College basketball has felt more bedazzling than usual this season, more of a star’s game. The other night, I switched on the Kansas-Iowa State game just to catch a glimpse of the Jayhawks’ six-foot-eight forward Andrew Wiggins. He is lithe and cut, an explosive scorer who slashes and dishes and soars. (“He bounces off the floor,” Dick Vitale said, in November. “He’s like a Spalding ball—bounce, boom, up.”) His professional prospects were being dissected before he had even set foot on a college court. In October, aSports Illustrated cover story compared him to Wilt Chamberlain. The main question swirling around Wiggins concerns his status in the 2014 N.B.A. draft lottery: Will he go first or second?

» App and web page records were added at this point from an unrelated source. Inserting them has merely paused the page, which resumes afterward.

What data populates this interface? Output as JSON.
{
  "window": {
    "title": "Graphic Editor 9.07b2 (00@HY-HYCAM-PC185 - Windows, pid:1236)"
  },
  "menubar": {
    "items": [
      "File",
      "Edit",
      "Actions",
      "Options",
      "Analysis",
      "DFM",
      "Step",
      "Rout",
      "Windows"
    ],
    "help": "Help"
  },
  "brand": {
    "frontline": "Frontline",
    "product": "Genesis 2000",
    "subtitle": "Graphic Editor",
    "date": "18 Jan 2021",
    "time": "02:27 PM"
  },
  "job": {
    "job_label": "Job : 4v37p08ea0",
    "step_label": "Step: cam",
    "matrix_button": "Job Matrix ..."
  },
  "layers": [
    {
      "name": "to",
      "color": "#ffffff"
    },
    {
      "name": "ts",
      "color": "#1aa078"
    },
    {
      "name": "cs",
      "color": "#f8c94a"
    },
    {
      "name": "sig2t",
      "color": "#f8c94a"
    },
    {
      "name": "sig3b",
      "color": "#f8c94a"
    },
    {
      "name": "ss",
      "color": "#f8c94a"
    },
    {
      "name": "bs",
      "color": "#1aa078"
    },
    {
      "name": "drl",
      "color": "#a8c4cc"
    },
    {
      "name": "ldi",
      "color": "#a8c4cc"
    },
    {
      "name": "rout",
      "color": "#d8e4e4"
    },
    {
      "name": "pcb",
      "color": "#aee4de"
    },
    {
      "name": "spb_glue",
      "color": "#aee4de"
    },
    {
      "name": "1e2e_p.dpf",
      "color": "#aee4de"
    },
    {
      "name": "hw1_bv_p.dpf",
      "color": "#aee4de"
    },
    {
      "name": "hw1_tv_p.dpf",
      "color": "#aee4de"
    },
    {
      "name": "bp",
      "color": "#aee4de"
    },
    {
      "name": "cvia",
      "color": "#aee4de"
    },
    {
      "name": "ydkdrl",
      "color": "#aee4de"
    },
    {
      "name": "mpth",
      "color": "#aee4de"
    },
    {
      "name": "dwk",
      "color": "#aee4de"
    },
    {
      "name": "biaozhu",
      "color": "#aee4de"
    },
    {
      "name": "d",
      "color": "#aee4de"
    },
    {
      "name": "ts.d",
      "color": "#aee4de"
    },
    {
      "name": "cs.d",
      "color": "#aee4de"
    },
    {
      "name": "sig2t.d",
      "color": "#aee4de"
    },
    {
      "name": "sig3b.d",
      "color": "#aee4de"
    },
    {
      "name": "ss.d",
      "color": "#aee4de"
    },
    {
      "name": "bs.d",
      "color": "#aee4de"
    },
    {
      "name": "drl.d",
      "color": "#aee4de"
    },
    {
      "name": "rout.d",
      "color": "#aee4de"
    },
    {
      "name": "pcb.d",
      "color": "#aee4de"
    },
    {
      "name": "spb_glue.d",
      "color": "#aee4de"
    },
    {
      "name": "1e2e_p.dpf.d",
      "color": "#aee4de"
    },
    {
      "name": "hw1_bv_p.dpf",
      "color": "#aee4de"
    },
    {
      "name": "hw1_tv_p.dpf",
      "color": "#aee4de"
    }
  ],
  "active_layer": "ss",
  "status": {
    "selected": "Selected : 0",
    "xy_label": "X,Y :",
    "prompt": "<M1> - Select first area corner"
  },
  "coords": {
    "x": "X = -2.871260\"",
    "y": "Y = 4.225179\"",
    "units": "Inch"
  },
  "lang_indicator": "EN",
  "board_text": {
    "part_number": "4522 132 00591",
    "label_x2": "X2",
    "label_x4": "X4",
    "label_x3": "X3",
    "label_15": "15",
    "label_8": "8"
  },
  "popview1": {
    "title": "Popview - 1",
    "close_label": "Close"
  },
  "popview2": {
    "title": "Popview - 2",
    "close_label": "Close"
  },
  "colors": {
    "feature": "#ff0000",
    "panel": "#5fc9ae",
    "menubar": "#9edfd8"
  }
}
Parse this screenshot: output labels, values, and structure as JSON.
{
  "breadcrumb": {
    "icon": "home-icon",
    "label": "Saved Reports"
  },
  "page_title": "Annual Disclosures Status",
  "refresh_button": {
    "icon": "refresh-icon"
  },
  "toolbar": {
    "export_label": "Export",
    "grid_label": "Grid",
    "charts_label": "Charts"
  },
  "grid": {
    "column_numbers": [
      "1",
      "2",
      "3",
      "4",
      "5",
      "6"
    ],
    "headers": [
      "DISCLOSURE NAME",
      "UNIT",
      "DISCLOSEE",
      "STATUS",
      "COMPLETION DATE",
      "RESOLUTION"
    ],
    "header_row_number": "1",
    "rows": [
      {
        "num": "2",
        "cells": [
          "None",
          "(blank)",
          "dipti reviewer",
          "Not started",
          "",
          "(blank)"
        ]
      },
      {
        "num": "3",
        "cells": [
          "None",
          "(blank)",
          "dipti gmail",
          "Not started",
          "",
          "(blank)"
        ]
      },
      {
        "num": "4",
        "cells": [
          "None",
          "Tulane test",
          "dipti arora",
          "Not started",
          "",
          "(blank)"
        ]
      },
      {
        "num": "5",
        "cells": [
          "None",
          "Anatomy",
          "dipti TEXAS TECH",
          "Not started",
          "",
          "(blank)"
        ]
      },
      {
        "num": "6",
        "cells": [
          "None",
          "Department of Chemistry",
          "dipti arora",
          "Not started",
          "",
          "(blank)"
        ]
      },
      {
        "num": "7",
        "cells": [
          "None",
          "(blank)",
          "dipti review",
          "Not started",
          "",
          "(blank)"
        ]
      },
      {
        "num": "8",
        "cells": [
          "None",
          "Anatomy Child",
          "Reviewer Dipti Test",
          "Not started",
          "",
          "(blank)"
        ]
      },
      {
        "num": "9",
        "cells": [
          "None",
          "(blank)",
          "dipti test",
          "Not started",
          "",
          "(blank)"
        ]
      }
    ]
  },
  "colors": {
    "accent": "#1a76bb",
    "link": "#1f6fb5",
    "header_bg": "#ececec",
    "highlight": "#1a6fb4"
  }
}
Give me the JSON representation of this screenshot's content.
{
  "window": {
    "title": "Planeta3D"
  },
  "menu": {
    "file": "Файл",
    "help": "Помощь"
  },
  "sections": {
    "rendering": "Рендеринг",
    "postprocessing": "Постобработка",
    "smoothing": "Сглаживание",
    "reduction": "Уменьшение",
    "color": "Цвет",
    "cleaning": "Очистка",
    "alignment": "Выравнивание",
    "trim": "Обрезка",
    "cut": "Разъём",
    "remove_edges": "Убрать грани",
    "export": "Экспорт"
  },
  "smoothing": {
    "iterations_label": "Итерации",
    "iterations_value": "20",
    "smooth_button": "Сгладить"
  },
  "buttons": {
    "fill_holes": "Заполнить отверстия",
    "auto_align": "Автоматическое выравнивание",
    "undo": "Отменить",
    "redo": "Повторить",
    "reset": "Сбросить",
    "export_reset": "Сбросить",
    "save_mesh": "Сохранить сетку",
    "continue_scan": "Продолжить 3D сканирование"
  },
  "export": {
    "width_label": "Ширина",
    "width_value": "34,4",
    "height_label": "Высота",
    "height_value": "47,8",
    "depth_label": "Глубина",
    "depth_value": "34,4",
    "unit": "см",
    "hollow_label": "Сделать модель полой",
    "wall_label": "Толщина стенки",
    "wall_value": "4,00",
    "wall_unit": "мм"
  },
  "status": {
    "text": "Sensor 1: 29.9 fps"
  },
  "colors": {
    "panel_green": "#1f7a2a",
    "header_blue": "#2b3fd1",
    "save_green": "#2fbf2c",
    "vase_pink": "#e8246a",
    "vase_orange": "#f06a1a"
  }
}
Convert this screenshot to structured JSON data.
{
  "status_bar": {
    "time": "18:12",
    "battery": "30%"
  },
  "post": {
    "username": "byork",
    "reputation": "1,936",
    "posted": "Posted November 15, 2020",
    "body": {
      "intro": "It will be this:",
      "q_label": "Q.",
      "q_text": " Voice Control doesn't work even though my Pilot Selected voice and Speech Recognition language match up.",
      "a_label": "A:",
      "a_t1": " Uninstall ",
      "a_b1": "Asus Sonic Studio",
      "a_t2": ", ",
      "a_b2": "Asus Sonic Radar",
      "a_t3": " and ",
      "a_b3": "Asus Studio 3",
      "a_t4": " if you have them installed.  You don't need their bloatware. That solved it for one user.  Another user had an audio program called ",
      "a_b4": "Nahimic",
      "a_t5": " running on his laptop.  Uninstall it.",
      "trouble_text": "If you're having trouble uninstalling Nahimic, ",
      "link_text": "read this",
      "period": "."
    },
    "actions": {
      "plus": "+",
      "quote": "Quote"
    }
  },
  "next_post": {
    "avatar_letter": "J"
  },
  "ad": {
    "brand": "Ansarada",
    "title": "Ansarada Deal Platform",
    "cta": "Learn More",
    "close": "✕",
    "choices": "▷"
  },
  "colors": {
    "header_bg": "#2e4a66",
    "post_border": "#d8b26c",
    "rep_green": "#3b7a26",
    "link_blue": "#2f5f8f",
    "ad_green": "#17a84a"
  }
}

Like Duke’s similarly hyped Jabari Parker (“the best high-school player since LeBron”) and Kentucky’s Julius Randle, Wiggins is only a freshman. All three arrived at college as prepackaged stars. Just two months into the season, it feels as though they’ve been around the game for much longer. But, like Kevin Durant and Derrick Rose, they are almost certainly “one-and-doners”—teen-aged dynamos who, ever since the N.B.A. instituted a minimum-age requirement, in 2005, hang around college for a single year before becoming eligible for the pros.
Wiggins was stellar, as expected, notching his second double-double of the season in the win over Iowa State. But everyone came away talking about another Kansas freshman, the center Joel Embiid…